For both nonprofits and "closely held" businesses with religious objections to contraceptive coverage, the government is asking that the companies inform HHS in writing of their objections.
In the case of nonprofits such as religious colleges, the U.S. federal government "will then notify insurers and third-party administrators so that enrollees in plans of such organizations receive separate coverage for contraceptive services, with no additional cost to the enrollee or the employer," HHS said.
The new proposal sidesteps the necessity of the nonprofit religious organization reaching out to the insurance company itself -- something these organizations felt still made them complicit in the provision of contraceptive care. Instead, the federal government will take on that responsibility.
The government is also extending exemption to contraceptive coverage to "closely held" business entities. "Under the proposal, these companies would not have to contract, arrange, pay or refer for contraceptive coverage to which they object on religious grounds," HHS said.
In each case, women who are working for the nonprofit or "closely held" company would still be able to access coverage for contraceptives, but through a third party, not the organization or company itself, HHS said.
The contraceptive methods opposed by Hobby Lobby and Conestoga Wood Specialties include the emergency contraceptives Plan B and ella, and two intrauterine devices (IUDs). The companies said they objected to such birth control measures because they block a fertilized egg's ability to attach to the uterus.
Hobby Lobby and Conestoga Wood Specialties said they were willing to cover contraceptives that do not involve a fertilized egg, the AP said.
Nearly 50 other businesses had joined the lawsuit, the AP reported.
The Supreme Court had emphasized that the June 30 ruling only applies to companies under the control of just a few people where there's no real difference between the business and its owners -- basically, family-owned companies, the news service said.
Justice Samuel Alito wrote the majority opinion.

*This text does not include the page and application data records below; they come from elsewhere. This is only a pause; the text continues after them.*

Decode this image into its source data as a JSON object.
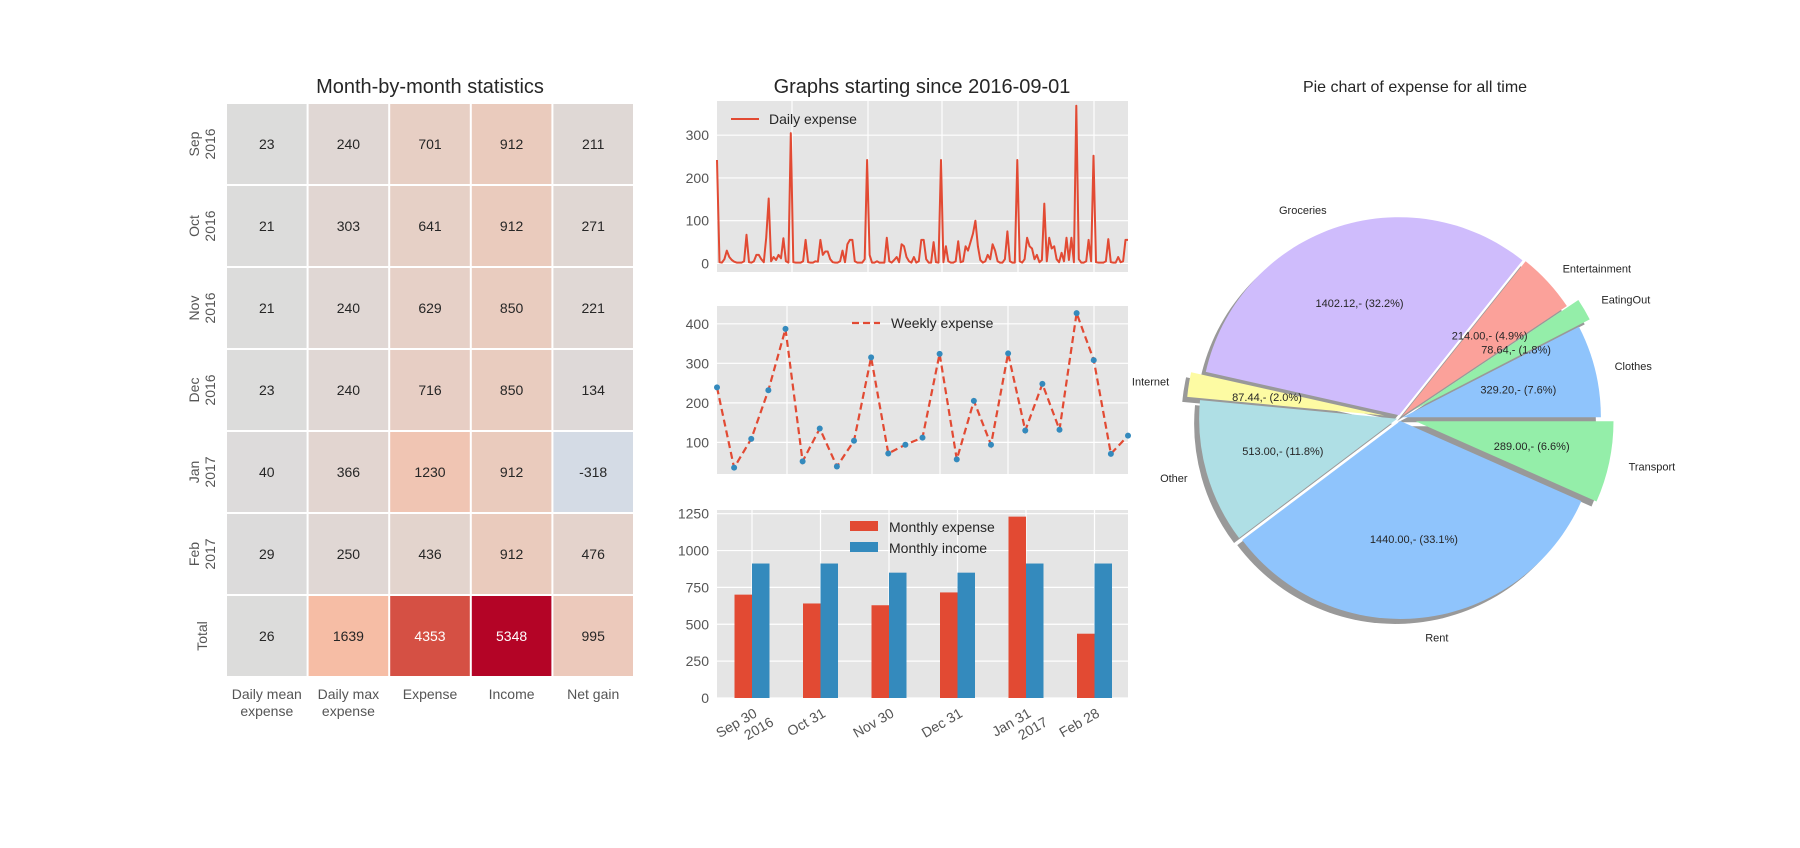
{
  "chart_data": [
    {
      "type": "heatmap",
      "title": "Month-by-month statistics",
      "columns": [
        [
          "Daily mean",
          "expense"
        ],
        [
          "Daily max",
          "expense"
        ],
        [
          "Expense"
        ],
        [
          "Income"
        ],
        [
          "Net gain"
        ]
      ],
      "rows": [
        [
          "Sep",
          "2016"
        ],
        [
          "Oct",
          "2016"
        ],
        [
          "Nov",
          "2016"
        ],
        [
          "Dec",
          "2016"
        ],
        [
          "Jan",
          "2017"
        ],
        [
          "Feb",
          "2017"
        ],
        [
          "Total"
        ]
      ],
      "values": [
        [
          23,
          240,
          701,
          912,
          211
        ],
        [
          21,
          303,
          641,
          912,
          271
        ],
        [
          21,
          240,
          629,
          850,
          221
        ],
        [
          23,
          240,
          716,
          850,
          134
        ],
        [
          40,
          366,
          1230,
          912,
          -318
        ],
        [
          29,
          250,
          436,
          912,
          476
        ],
        [
          26,
          1639,
          4353,
          5348,
          995
        ]
      ],
      "colormap": "diverging gray-to-red (RdBu_r style)"
    },
    {
      "type": "line",
      "title": "Graphs starting since 2016-09-01",
      "series": [
        {
          "name": "Daily expense",
          "color": "#e24a33",
          "values": [
            242,
            3,
            2,
            10,
            30,
            15,
            8,
            4,
            2,
            2,
            2,
            5,
            67,
            3,
            2,
            5,
            20,
            20,
            10,
            3,
            60,
            152,
            5,
            15,
            8,
            20,
            12,
            59,
            5,
            2,
            305,
            3,
            2,
            2,
            2,
            5,
            55,
            3,
            2,
            2,
            5,
            4,
            55,
            20,
            28,
            28,
            10,
            3,
            2,
            2,
            5,
            30,
            3,
            45,
            55,
            55,
            5,
            2,
            2,
            2,
            10,
            242,
            20,
            2,
            2,
            5,
            2,
            2,
            2,
            60,
            5,
            2,
            8,
            15,
            3,
            45,
            40,
            15,
            5,
            2,
            15,
            2,
            5,
            55,
            55,
            10,
            2,
            2,
            50,
            3,
            2,
            242,
            3,
            40,
            5,
            2,
            2,
            5,
            52,
            3,
            5,
            40,
            30,
            50,
            70,
            100,
            40,
            8,
            2,
            5,
            20,
            10,
            45,
            30,
            5,
            2,
            2,
            10,
            75,
            5,
            2,
            2,
            242,
            5,
            2,
            10,
            60,
            40,
            35,
            10,
            20,
            3,
            8,
            140,
            5,
            60,
            35,
            40,
            10,
            3,
            25,
            5,
            60,
            8,
            60,
            3,
            369,
            10,
            2,
            2,
            5,
            55,
            5,
            252,
            3,
            2,
            2,
            2,
            5,
            57,
            3,
            2,
            2,
            15,
            3,
            5,
            55,
            55
          ]
        }
      ],
      "yticks": [
        0,
        100,
        200,
        300
      ],
      "ylim": [
        -20,
        380
      ],
      "grid": true
    },
    {
      "type": "line",
      "series": [
        {
          "name": "Weekly expense",
          "line_color": "#e24a33",
          "marker_color": "#348abd",
          "line_style": "dashed",
          "values": [
            239,
            36,
            109,
            232,
            387,
            52,
            135,
            39,
            104,
            315,
            72,
            94,
            112,
            324,
            57,
            205,
            94,
            325,
            130,
            248,
            132,
            427,
            308,
            71,
            117
          ]
        }
      ],
      "yticks": [
        100,
        200,
        300,
        400
      ],
      "ylim": [
        20,
        445
      ],
      "grid": true
    },
    {
      "type": "bar",
      "categories": [
        [
          "Sep 30",
          "2016"
        ],
        [
          "Oct 31"
        ],
        [
          "Nov 30"
        ],
        [
          "Dec 31"
        ],
        [
          "Jan 31",
          "2017"
        ],
        [
          "Feb 28"
        ]
      ],
      "series": [
        {
          "name": "Monthly expense",
          "color": "#e24a33",
          "values": [
            701,
            641,
            629,
            716,
            1230,
            436
          ]
        },
        {
          "name": "Monthly income",
          "color": "#348abd",
          "values": [
            912,
            912,
            850,
            850,
            912,
            912
          ]
        }
      ],
      "yticks": [
        0,
        250,
        500,
        750,
        1000,
        1250
      ],
      "ylim": [
        0,
        1275
      ],
      "legend": "top-right",
      "grid": true
    },
    {
      "type": "pie",
      "title": "Pie chart of expense for all time",
      "labels": [
        "Clothes",
        "EatingOut",
        "Entertainment",
        "Groceries",
        "Internet",
        "Other",
        "Rent",
        "Transport"
      ],
      "values": [
        329.2,
        78.64,
        214.0,
        1402.12,
        87.44,
        513.0,
        1440.0,
        289.0
      ],
      "autopct": [
        "329.20,- (7.6%)",
        "78.64,- (1.8%)",
        "214.00,- (4.9%)",
        "1402.12,- (32.2%)",
        "87.44,- (2.0%)",
        "513.00,- (11.8%)",
        "1440.00,- (33.1%)",
        "289.00,- (6.6%)"
      ],
      "colors": [
        "#8fc4fc",
        "#94eea9",
        "#fba19a",
        "#cfbcfc",
        "#fdfba3",
        "#afdfe5",
        "#8fc4fc",
        "#94eea9"
      ],
      "exploded": [
        "EatingOut",
        "Internet",
        "Transport"
      ],
      "shadow": true
    }
  ]
}
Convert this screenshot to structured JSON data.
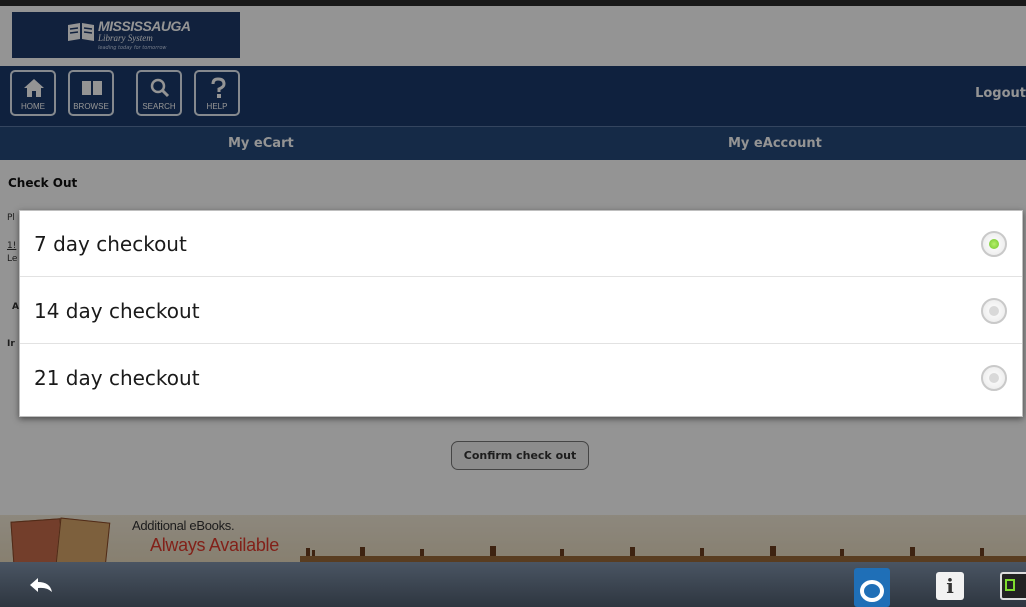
{
  "logo": {
    "name": "MISSISSAUGA",
    "sub": "Library System",
    "tag": "leading today for tomorrow"
  },
  "nav": {
    "home": "HOME",
    "browse": "BROWSE",
    "search": "SEARCH",
    "help": "HELP",
    "logout": "Logout"
  },
  "subnav": {
    "cart": "My eCart",
    "account": "My eAccount"
  },
  "page": {
    "title": "Check Out",
    "peek": [
      "Pl",
      "1!",
      "Le",
      "A",
      "Ir"
    ],
    "confirm_label": "Confirm check out"
  },
  "banner": {
    "line1": "Additional eBooks.",
    "line2": "Always Available"
  },
  "dialog": {
    "options": [
      {
        "label": "7 day checkout",
        "selected": true
      },
      {
        "label": "14 day checkout",
        "selected": false
      },
      {
        "label": "21 day checkout",
        "selected": false
      }
    ]
  },
  "colors": {
    "nav_blue": "#1b3a6b",
    "subnav_blue": "#25497b",
    "radio_green": "#6fc52a"
  }
}
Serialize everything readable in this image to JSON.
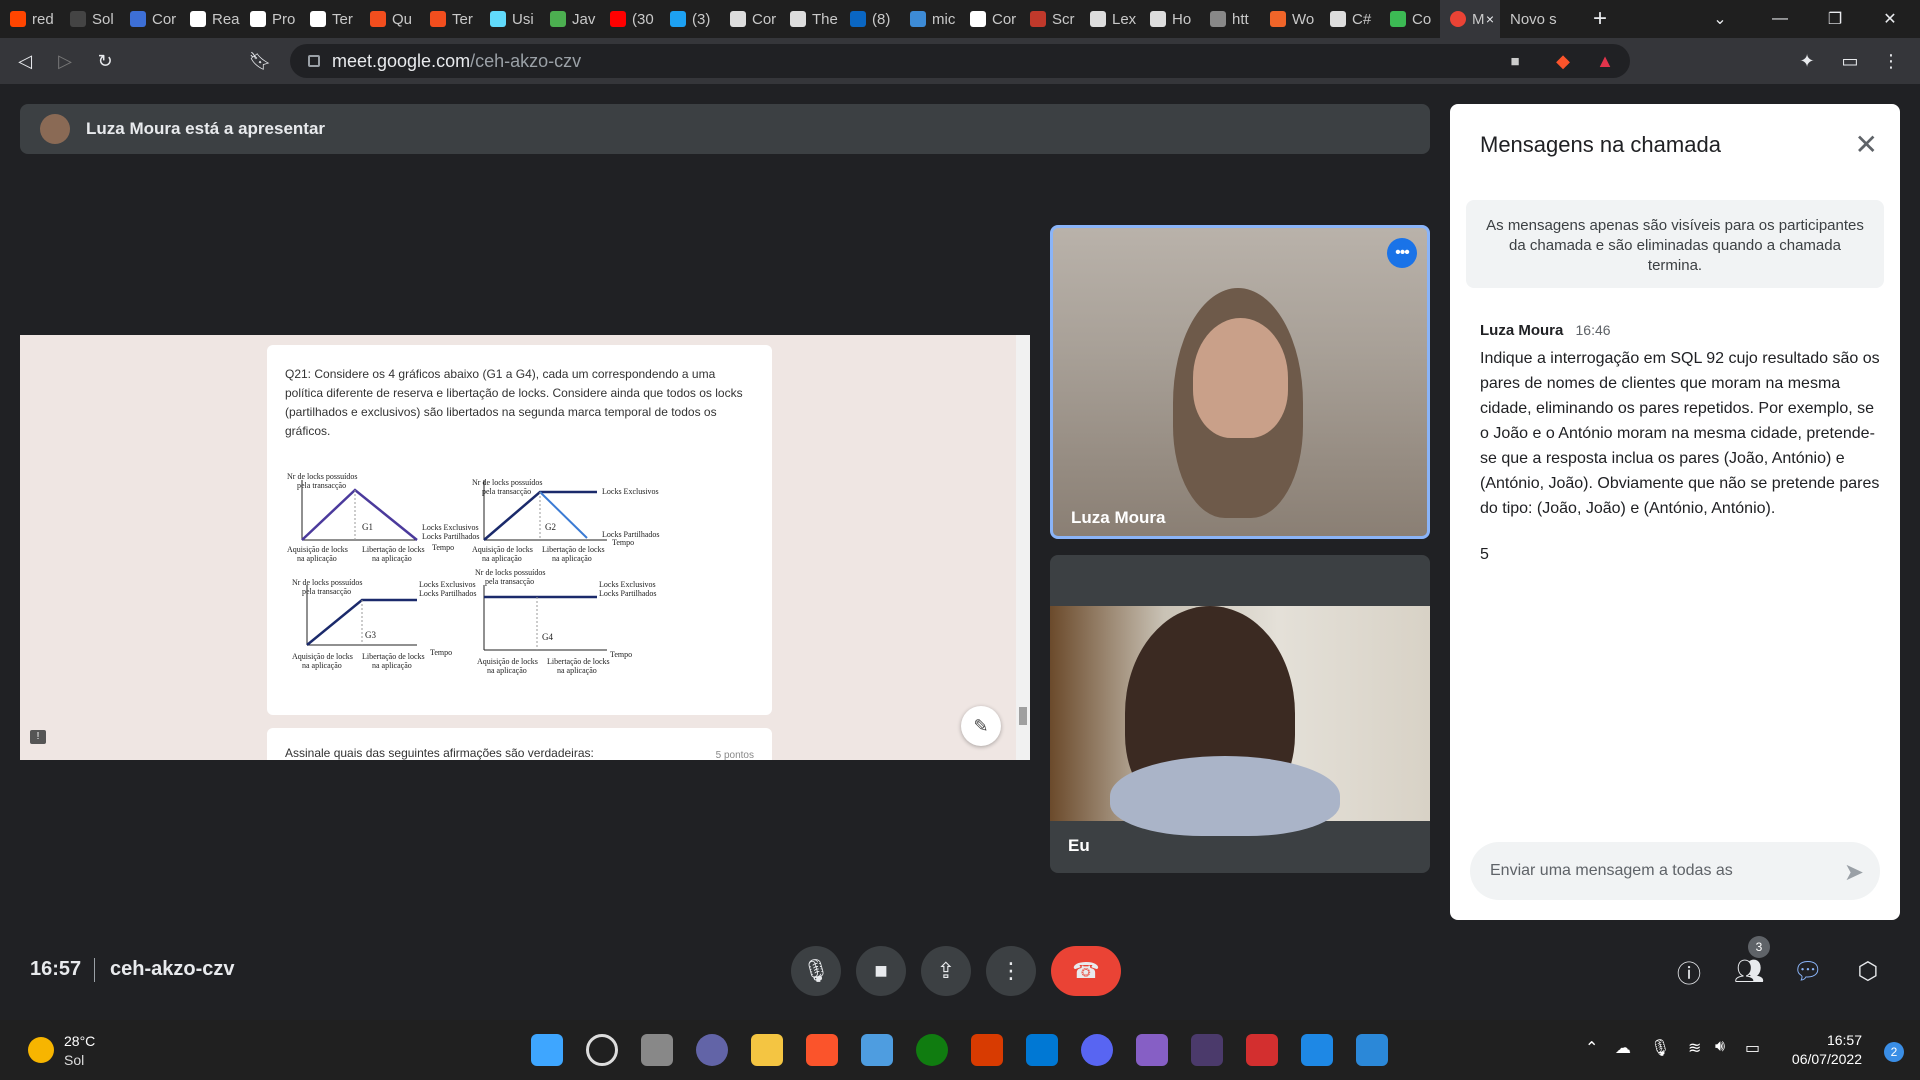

He said the decision is confined to contraceptives under the health care law, the AP reported. "Our decision should not be understood to hold that an insurance-coverage mandate must necessarily fall if it conflicts with an employer's religious beliefs," he said.
The New York Times reported that the ruling raises the possibility of challenges from other companies to laws that may be said to violate their religious beliefs.
The Supreme Court's decision is the first time that the high court has ruled that profit-seeking businesses can hold religious views under federal law.
Under the Affordable Care Act, the controversial health-reform law signed by President Barack Obama in 2010, contraception is among preventive services that must be provided at no extra charge.
Numerous groups -- including approximately 200 Catholic employers, archdioceses and organizations -- had been granted a temporary exemption from the contraception provision, pending the Supreme Court's decision.
In March, the Catholic Benefits Association -- which includes archdioceses, an insurance company and a nursing home across almost 2,000 Catholic parishes nationwide -- filed a lawsuit stating that the provision was a violation of its religious objections to contraception and abortion-inducing drugs, the AP reported.
To learn more about the Affordable Care Act's contraception provision, visit HealthCare.gov.
SOURCES: U.S. Department of Health and Human Services, news release, Aug. 22, 2014; U.S. Supreme Court ruling, June 30, 2014; Associated Press; The New York Times